"I am so disheartened by how we've been treated with regards to the warnings issued, with regards to the suspensions, with regards to our overall treatment that has been handed down by the umpiring and the representatives who control that through the Commissioner's office," Williams said. "It's very disappointing, very disappointing.

"It does no good to try to address it even more. I've addressed it until I'm blue in the face and it has not done any good. It's us against the opposing team and, evidently, some other forces."

Relief on the way: Cliff Politte's chance to work a second straight game against Norfolk for Triple-A Charlotte Friday was washed away by rain. Politte started Thursday's contest, allowing one hit and striking out two over 1 2/3 scoreless innings.

Williams and Guillen are both optimistic concerning Politte's positive contributions in a set-up role once he returns from his injury rehab assignment next week. And in the on-going saga involving Dustin Hermanson's balky back, Williams put out a glimmer of hope on Friday.

Hermanson is back throwing again at Catawba College in North Carolina, continuing extended Spring Training. The right-hander, who saved 34 for the White Sox in 2005, told Williams he's going to be back some time in July.

"When I asked him whether he was taking his wife down to Charlotte with him for his rehab and he said, 'No, she's just going to meet me in Chicago,'" said Williams of Hermanson. "So, he's fully intent on getting back and helping the ballclub.

"Fortunately, we'll be in a position by the time he does get back here where there's another quality guy. He won't necessarily have to assume late inning bullpen duties. He can be at the front of the bullpen and I think that's a pretty good luxury."

Hermanson still has to prove his recovery during game situations, where the right-hander found problems during Spring Training.

Peaceful existence: Any issues from the past week involving Guillen and Houston manager Phil Garner appear to have been settled. In fact, Garner brought two pictures to Chicago from his office in Houston -- one of him hugging Guillen before a World Series game and another of Garner shaking Guillen's hand. Guillen laughed when told of the look of Garner's office.

"I respect Garner as a man and a manager," Guillen said. "He's done a lot of good things for baseball. He's a hard-nosed man.

"He told me I need help, and I already got help," added Guillen with a smile. "The Commissioner told me to get help, and I listen to him a little more."

Remember when? The last memory of the Houston Astros for closer Bobby Jenks was retiring pinch-hitter Orlando Palmeiro to close out a four-game World Series sweep at Minute Maid Park. Jenks joked Friday that he doesn't like the frequently viewed and downloaded photo of the celebration following the final out because it doesn't look as if the big right-hander got off the ground with his leap of joy.

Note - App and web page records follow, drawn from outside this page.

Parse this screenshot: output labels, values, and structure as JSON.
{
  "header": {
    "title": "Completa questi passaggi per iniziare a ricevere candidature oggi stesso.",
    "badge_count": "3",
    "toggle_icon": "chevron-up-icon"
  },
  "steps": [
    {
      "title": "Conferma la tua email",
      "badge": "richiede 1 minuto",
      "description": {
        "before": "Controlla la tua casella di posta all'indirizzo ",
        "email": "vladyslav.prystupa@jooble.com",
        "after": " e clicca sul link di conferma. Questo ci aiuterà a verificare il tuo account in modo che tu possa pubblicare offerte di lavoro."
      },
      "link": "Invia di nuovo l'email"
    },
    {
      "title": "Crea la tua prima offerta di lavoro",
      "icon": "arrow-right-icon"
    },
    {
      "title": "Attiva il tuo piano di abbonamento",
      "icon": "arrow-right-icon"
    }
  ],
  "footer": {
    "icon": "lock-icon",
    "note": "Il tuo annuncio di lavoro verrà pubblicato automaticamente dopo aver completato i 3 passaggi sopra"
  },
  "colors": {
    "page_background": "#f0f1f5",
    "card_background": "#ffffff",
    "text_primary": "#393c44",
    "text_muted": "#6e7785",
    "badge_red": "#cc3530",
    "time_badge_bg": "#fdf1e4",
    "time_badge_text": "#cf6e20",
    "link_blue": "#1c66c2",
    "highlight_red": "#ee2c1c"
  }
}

But as far as baseball comparisons are concerned, Jenks is a different pitcher than the one who shut down the Astros in October.

"I didn't use my curve in the World Series," said Jenks, who has 21 saves and a 2.84 earned run average. "I mixed in something different this year, a curve with my fastball and slider. It makes me more effective."

Down on the farm: Charlie Haeger allowed four hits and one run over 7 1/3 innings in relief of Politte, striking out seven, as Charlotte cruised to a 5-1 victory over Norfolk. Haeger raised his record to 8-1 and was assisted by two hits apiece from Josh Fields and Angel Gonzalez ... Tyler Lumsden threw eight scoreless innings, lowering his ERA to 2.95, but did not factor in Birmingham's 3-2 victory over Tennessee. Getz launched his second home run in the win ... Chris Carter had two hits, including his second home run in three games, during Great Falls' 5-3 victory at Billings.

Up next: It will be tough for Jon Garland (6-3, 5.58) to top his last start Sunday at the Great American Ball Park. Not only did the right-hander allow just one run over eight innings at the hitter-friendly venue, but he also launched his first career home run. Garland will not be hitting against Houston's Tyler Buchholz (4-6, 5.82) Saturday at 12:20 p.m. CT.

Scott Merkin is a reporter for This story was not subject to the approval of Major League Baseball or its clubs.